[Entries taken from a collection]
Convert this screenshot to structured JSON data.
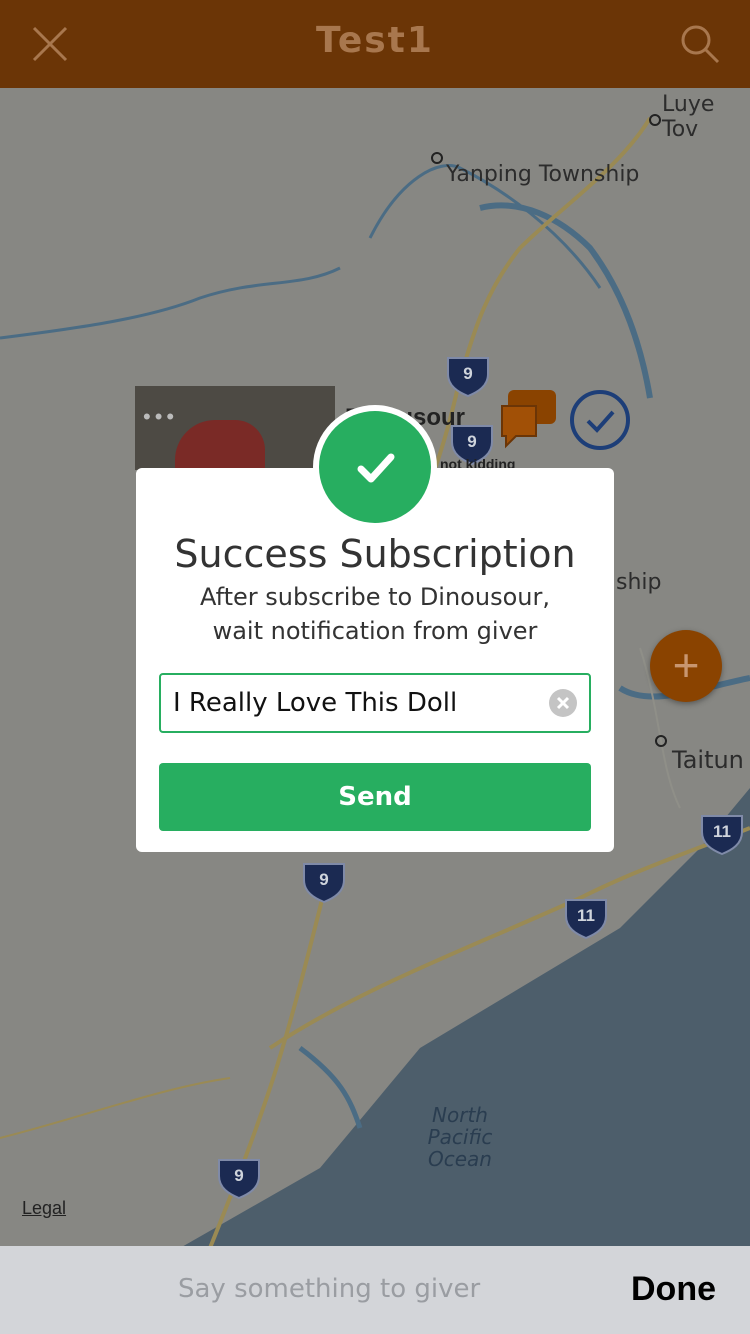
{
  "topbar": {
    "title": "Test1",
    "close_icon": "close-icon",
    "search_icon": "search-icon"
  },
  "map": {
    "labels": {
      "luye": "Luye Tov",
      "yanping": "Yanping Township",
      "ship": "ship",
      "taitung": "Taitun"
    },
    "ocean": {
      "line1": "North",
      "line2": "Pacific",
      "line3": "Ocean"
    },
    "legal": "Legal",
    "highway_labels": [
      "9",
      "9",
      "9",
      "9",
      "11",
      "11"
    ],
    "pin": {
      "name": "Dinousour",
      "note": "not kidding"
    }
  },
  "modal": {
    "title": "Success Subscription",
    "message_line1": "After subscribe to Dinousour,",
    "message_line2": "wait notification from giver",
    "input_value": "I Really Love This Doll",
    "send_label": "Send",
    "accent_color": "#27ae60"
  },
  "bottombar": {
    "placeholder": "Say something to giver",
    "done_label": "Done"
  }
}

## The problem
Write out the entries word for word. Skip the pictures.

## Expected answer
Convert this screenshot to structured JSON data.
{
  "topbar": {
    "title": "Test1",
    "close_icon": "close-icon",
    "search_icon": "search-icon"
  },
  "map": {
    "labels": {
      "luye": "Luye Tov",
      "yanping": "Yanping Township",
      "ship": "ship",
      "taitung": "Taitun"
    },
    "ocean": {
      "line1": "North",
      "line2": "Pacific",
      "line3": "Ocean"
    },
    "legal": "Legal",
    "highway_labels": [
      "9",
      "9",
      "9",
      "9",
      "11",
      "11"
    ],
    "pin": {
      "name": "Dinousour",
      "note": "not kidding"
    }
  },
  "modal": {
    "title": "Success Subscription",
    "message_line1": "After subscribe to Dinousour,",
    "message_line2": "wait notification from giver",
    "input_value": "I Really Love This Doll",
    "send_label": "Send",
    "accent_color": "#27ae60"
  },
  "bottombar": {
    "placeholder": "Say something to giver",
    "done_label": "Done"
  }
}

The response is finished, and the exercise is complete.